They came our oldest friends from their farm in Canterbury, to the city for dinner at the end of a long, hot, January nor’ west afternoon. We ate outdoors on a terrace beside a lawn that sloped down to a stream. The meal was salmon with salads, roasted vegetables, wine, berries, meringues. This felt significant, sharing good times again with good people.

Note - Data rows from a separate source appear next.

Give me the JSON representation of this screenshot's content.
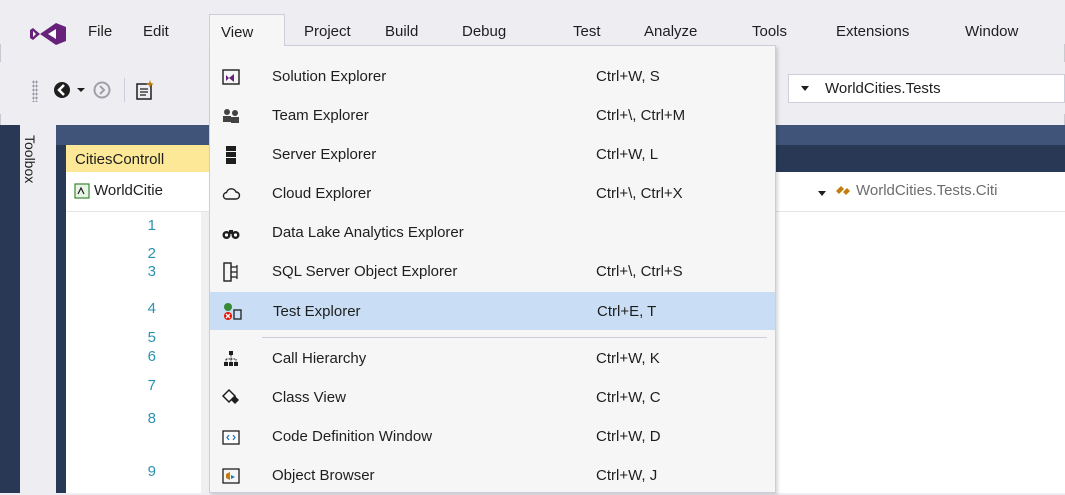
{
  "menubar": {
    "items": [
      "File",
      "Edit",
      "View",
      "Project",
      "Build",
      "Debug",
      "Test",
      "Analyze",
      "Tools",
      "Extensions",
      "Window"
    ],
    "active": "View"
  },
  "toolbar": {
    "startup_project": "WorldCities.Tests"
  },
  "toolbox": {
    "label": "Toolbox"
  },
  "editor": {
    "tab_title": "CitiesControll",
    "nav_project": "WorldCitie",
    "nav_member": "WorldCities.Tests.Citi",
    "line_numbers": [
      "1",
      "2",
      "3",
      "4",
      "5",
      "6",
      "7",
      "8",
      "9"
    ]
  },
  "view_menu": {
    "items": [
      {
        "icon": "solution-explorer-icon",
        "label": "Solution Explorer",
        "shortcut": "Ctrl+W, S"
      },
      {
        "icon": "team-explorer-icon",
        "label": "Team Explorer",
        "shortcut": "Ctrl+\\, Ctrl+M"
      },
      {
        "icon": "server-explorer-icon",
        "label": "Server Explorer",
        "shortcut": "Ctrl+W, L"
      },
      {
        "icon": "cloud-explorer-icon",
        "label": "Cloud Explorer",
        "shortcut": "Ctrl+\\, Ctrl+X"
      },
      {
        "icon": "data-lake-icon",
        "label": "Data Lake Analytics Explorer",
        "shortcut": ""
      },
      {
        "icon": "sql-server-icon",
        "label": "SQL Server Object Explorer",
        "shortcut": "Ctrl+\\, Ctrl+S"
      },
      {
        "icon": "test-explorer-icon",
        "label": "Test Explorer",
        "shortcut": "Ctrl+E, T",
        "highlighted": true
      },
      {
        "icon": "call-hierarchy-icon",
        "label": "Call Hierarchy",
        "shortcut": "Ctrl+W, K"
      },
      {
        "icon": "class-view-icon",
        "label": "Class View",
        "shortcut": "Ctrl+W, C"
      },
      {
        "icon": "code-definition-icon",
        "label": "Code Definition Window",
        "shortcut": "Ctrl+W, D"
      },
      {
        "icon": "object-browser-icon",
        "label": "Object Browser",
        "shortcut": "Ctrl+W, J"
      }
    ]
  },
  "colors": {
    "vs_purple": "#68217a",
    "highlight": "#c9def5",
    "tab_yellow": "#fce896",
    "line_number": "#2b91af"
  }
}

Earlier that afternoon I had noticed that, occasionally, memories of better times in the broken city have begun surfacing. This was reassuring. I had thought the earthquakes had damaged my remembering process irrevocably and that it was no longer possible to remember back to childhood and youth without being overwhelmed by subsequent images of the more recent destruction and horror. Perhaps as the city rebuilds and as optimism about its future slowly grows the pain might lift somewhat.